** MATERIAL TO PROCESS follows **

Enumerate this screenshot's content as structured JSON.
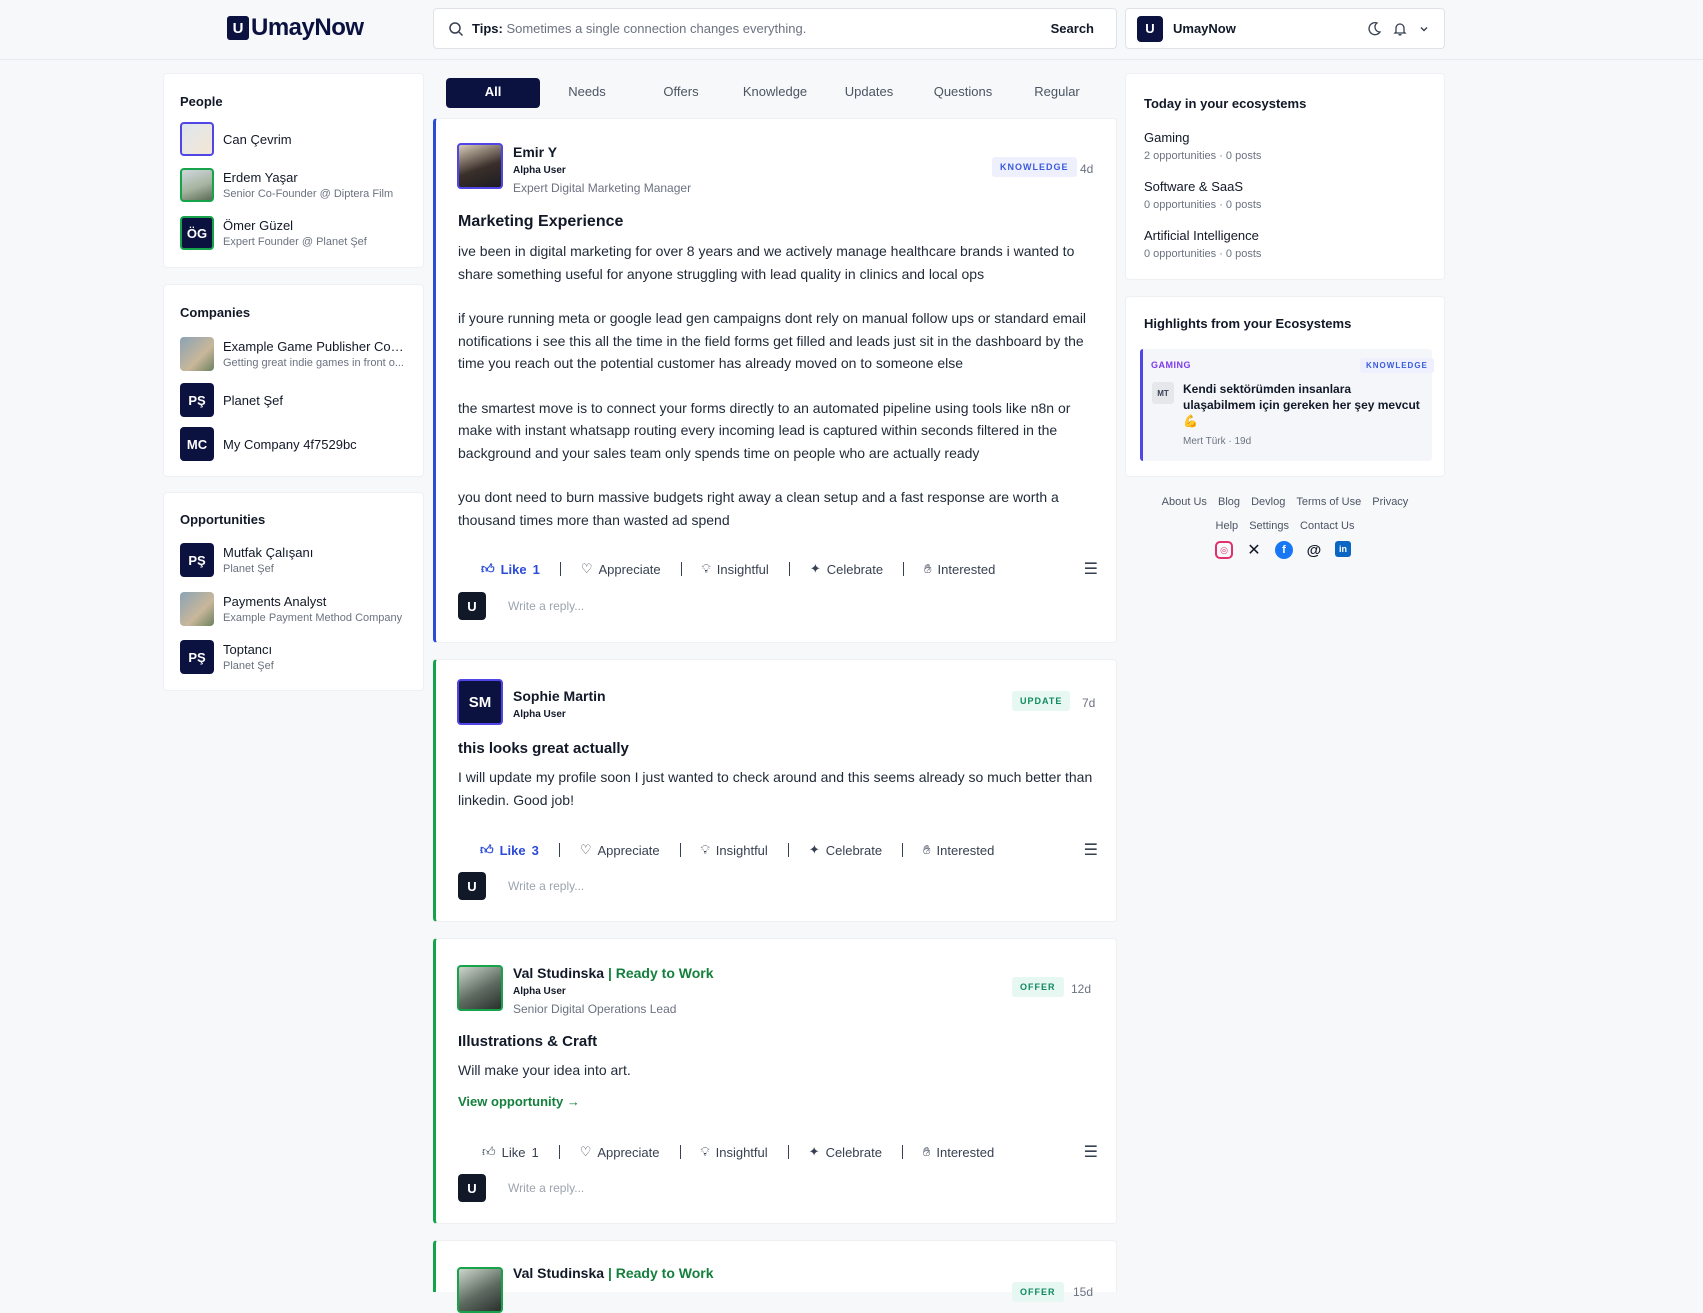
{
  "brand": {
    "name": "UmayNow",
    "mark": "U"
  },
  "search": {
    "tips_label": "Tips:",
    "tips_text": "Sometimes a single connection changes everything.",
    "button": "Search"
  },
  "account": {
    "name": "UmayNow"
  },
  "people": {
    "title": "People",
    "items": [
      {
        "name": "Can Çevrim",
        "sub": ""
      },
      {
        "name": "Erdem Yaşar",
        "sub": "Senior Co-Founder @ Diptera Film"
      },
      {
        "name": "Ömer Güzel",
        "sub": "Expert Founder @ Planet Şef",
        "initials": "ÖG"
      }
    ]
  },
  "companies": {
    "title": "Companies",
    "items": [
      {
        "name": "Example Game Publisher Com...",
        "sub": "Getting great indie games in front o..."
      },
      {
        "name": "Planet Şef",
        "initials": "PŞ"
      },
      {
        "name": "My Company 4f7529bc",
        "initials": "MC"
      }
    ]
  },
  "opportunities": {
    "title": "Opportunities",
    "items": [
      {
        "name": "Mutfak Çalışanı",
        "sub": "Planet Şef",
        "initials": "PŞ"
      },
      {
        "name": "Payments Analyst",
        "sub": "Example Payment Method Company"
      },
      {
        "name": "Toptancı",
        "sub": "Planet Şef",
        "initials": "PŞ"
      }
    ]
  },
  "tabs": [
    "All",
    "Needs",
    "Offers",
    "Knowledge",
    "Updates",
    "Questions",
    "Regular"
  ],
  "posts": [
    {
      "name": "Emir Y",
      "role": "Alpha User",
      "title": "Expert Digital Marketing Manager",
      "badge": "KNOWLEDGE",
      "ago": "4d",
      "heading": "Marketing Experience",
      "paragraphs": [
        "ive been in digital marketing for over 8 years and we actively manage healthcare brands i wanted to share something useful for anyone struggling with lead quality in clinics and local ops",
        "if youre running meta or google lead gen campaigns dont rely on manual follow ups or standard email notifications i see this all the time in the field forms get filled and leads just sit in the dashboard by the time you reach out the potential customer has already moved on to someone else",
        "the smartest move is to connect your forms directly to an automated pipeline using tools like n8n or make with instant whatsapp routing every incoming lead is captured within seconds filtered in the background and your sales team only spends time on people who are actually ready",
        "you dont need to burn massive budgets right away a clean setup and a fast response are worth a thousand times more than wasted ad spend"
      ],
      "like": "Like",
      "like_count": "1"
    },
    {
      "name": "Sophie Martin",
      "initials": "SM",
      "role": "Alpha User",
      "badge": "UPDATE",
      "ago": "7d",
      "heading": "this looks great actually",
      "body": "I will update my profile soon I just wanted to check around and this seems already so much better than linkedin. Good job!",
      "like": "Like",
      "like_count": "3"
    },
    {
      "name": "Val Studinska",
      "status": "| Ready to Work",
      "role": "Alpha User",
      "title": "Senior Digital Operations Lead",
      "badge": "OFFER",
      "ago": "12d",
      "heading": "Illustrations & Craft",
      "body": "Will make your idea into art.",
      "link": "View opportunity →",
      "like": "Like",
      "like_count": "1"
    },
    {
      "name": "Val Studinska",
      "status": "| Ready to Work",
      "badge": "OFFER",
      "ago": "15d"
    }
  ],
  "actions": {
    "appreciate": "Appreciate",
    "insightful": "Insightful",
    "celebrate": "Celebrate",
    "interested": "Interested"
  },
  "reply_placeholder": "Write a reply...",
  "today": {
    "title": "Today in your ecosystems",
    "items": [
      {
        "name": "Gaming",
        "stats": "2 opportunities · 0 posts"
      },
      {
        "name": "Software & SaaS",
        "stats": "0 opportunities · 0 posts"
      },
      {
        "name": "Artificial Intelligence",
        "stats": "0 opportunities · 0 posts"
      }
    ]
  },
  "highlights": {
    "title": "Highlights from your Ecosystems",
    "item": {
      "category": "GAMING",
      "badge": "KNOWLEDGE",
      "avatar": "MT",
      "text": "Kendi sektörümden insanlara ulaşabilmem için gereken her şey mevcut 💪",
      "author": "Mert Türk",
      "ago": "19d"
    }
  },
  "footer": {
    "links1": [
      "About Us",
      "Blog",
      "Devlog",
      "Terms of Use",
      "Privacy"
    ],
    "links2": [
      "Help",
      "Settings",
      "Contact Us"
    ],
    "social": [
      "instagram-icon",
      "x-icon",
      "facebook-icon",
      "threads-icon",
      "linkedin-icon"
    ]
  },
  "colors": {
    "brand": "#0b1240",
    "accent": "#2b4bd8",
    "green": "#15803d",
    "purple": "#4f46e5"
  }
}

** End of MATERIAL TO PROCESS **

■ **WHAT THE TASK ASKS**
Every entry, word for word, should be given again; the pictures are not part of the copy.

■ **RESPONSE TO THE TASK**
Enumerate this screenshot's content as structured JSON.
{
  "brand": {
    "name": "UmayNow",
    "mark": "U"
  },
  "search": {
    "tips_label": "Tips:",
    "tips_text": "Sometimes a single connection changes everything.",
    "button": "Search"
  },
  "account": {
    "name": "UmayNow"
  },
  "people": {
    "title": "People",
    "items": [
      {
        "name": "Can Çevrim",
        "sub": ""
      },
      {
        "name": "Erdem Yaşar",
        "sub": "Senior Co-Founder @ Diptera Film"
      },
      {
        "name": "Ömer Güzel",
        "sub": "Expert Founder @ Planet Şef",
        "initials": "ÖG"
      }
    ]
  },
  "companies": {
    "title": "Companies",
    "items": [
      {
        "name": "Example Game Publisher Com...",
        "sub": "Getting great indie games in front o..."
      },
      {
        "name": "Planet Şef",
        "initials": "PŞ"
      },
      {
        "name": "My Company 4f7529bc",
        "initials": "MC"
      }
    ]
  },
  "opportunities": {
    "title": "Opportunities",
    "items": [
      {
        "name": "Mutfak Çalışanı",
        "sub": "Planet Şef",
        "initials": "PŞ"
      },
      {
        "name": "Payments Analyst",
        "sub": "Example Payment Method Company"
      },
      {
        "name": "Toptancı",
        "sub": "Planet Şef",
        "initials": "PŞ"
      }
    ]
  },
  "tabs": [
    "All",
    "Needs",
    "Offers",
    "Knowledge",
    "Updates",
    "Questions",
    "Regular"
  ],
  "posts": [
    {
      "name": "Emir Y",
      "role": "Alpha User",
      "title": "Expert Digital Marketing Manager",
      "badge": "KNOWLEDGE",
      "ago": "4d",
      "heading": "Marketing Experience",
      "paragraphs": [
        "ive been in digital marketing for over 8 years and we actively manage healthcare brands i wanted to share something useful for anyone struggling with lead quality in clinics and local ops",
        "if youre running meta or google lead gen campaigns dont rely on manual follow ups or standard email notifications i see this all the time in the field forms get filled and leads just sit in the dashboard by the time you reach out the potential customer has already moved on to someone else",
        "the smartest move is to connect your forms directly to an automated pipeline using tools like n8n or make with instant whatsapp routing every incoming lead is captured within seconds filtered in the background and your sales team only spends time on people who are actually ready",
        "you dont need to burn massive budgets right away a clean setup and a fast response are worth a thousand times more than wasted ad spend"
      ],
      "like": "Like",
      "like_count": "1"
    },
    {
      "name": "Sophie Martin",
      "initials": "SM",
      "role": "Alpha User",
      "badge": "UPDATE",
      "ago": "7d",
      "heading": "this looks great actually",
      "body": "I will update my profile soon I just wanted to check around and this seems already so much better than linkedin. Good job!",
      "like": "Like",
      "like_count": "3"
    },
    {
      "name": "Val Studinska",
      "status": "| Ready to Work",
      "role": "Alpha User",
      "title": "Senior Digital Operations Lead",
      "badge": "OFFER",
      "ago": "12d",
      "heading": "Illustrations & Craft",
      "body": "Will make your idea into art.",
      "link": "View opportunity →",
      "like": "Like",
      "like_count": "1"
    },
    {
      "name": "Val Studinska",
      "status": "| Ready to Work",
      "badge": "OFFER",
      "ago": "15d"
    }
  ],
  "actions": {
    "appreciate": "Appreciate",
    "insightful": "Insightful",
    "celebrate": "Celebrate",
    "interested": "Interested"
  },
  "reply_placeholder": "Write a reply...",
  "today": {
    "title": "Today in your ecosystems",
    "items": [
      {
        "name": "Gaming",
        "stats": "2 opportunities · 0 posts"
      },
      {
        "name": "Software & SaaS",
        "stats": "0 opportunities · 0 posts"
      },
      {
        "name": "Artificial Intelligence",
        "stats": "0 opportunities · 0 posts"
      }
    ]
  },
  "highlights": {
    "title": "Highlights from your Ecosystems",
    "item": {
      "category": "GAMING",
      "badge": "KNOWLEDGE",
      "avatar": "MT",
      "text": "Kendi sektörümden insanlara ulaşabilmem için gereken her şey mevcut 💪",
      "author": "Mert Türk",
      "ago": "19d"
    }
  },
  "footer": {
    "links1": [
      "About Us",
      "Blog",
      "Devlog",
      "Terms of Use",
      "Privacy"
    ],
    "links2": [
      "Help",
      "Settings",
      "Contact Us"
    ],
    "social": [
      "instagram-icon",
      "x-icon",
      "facebook-icon",
      "threads-icon",
      "linkedin-icon"
    ]
  },
  "colors": {
    "brand": "#0b1240",
    "accent": "#2b4bd8",
    "green": "#15803d",
    "purple": "#4f46e5"
  }
}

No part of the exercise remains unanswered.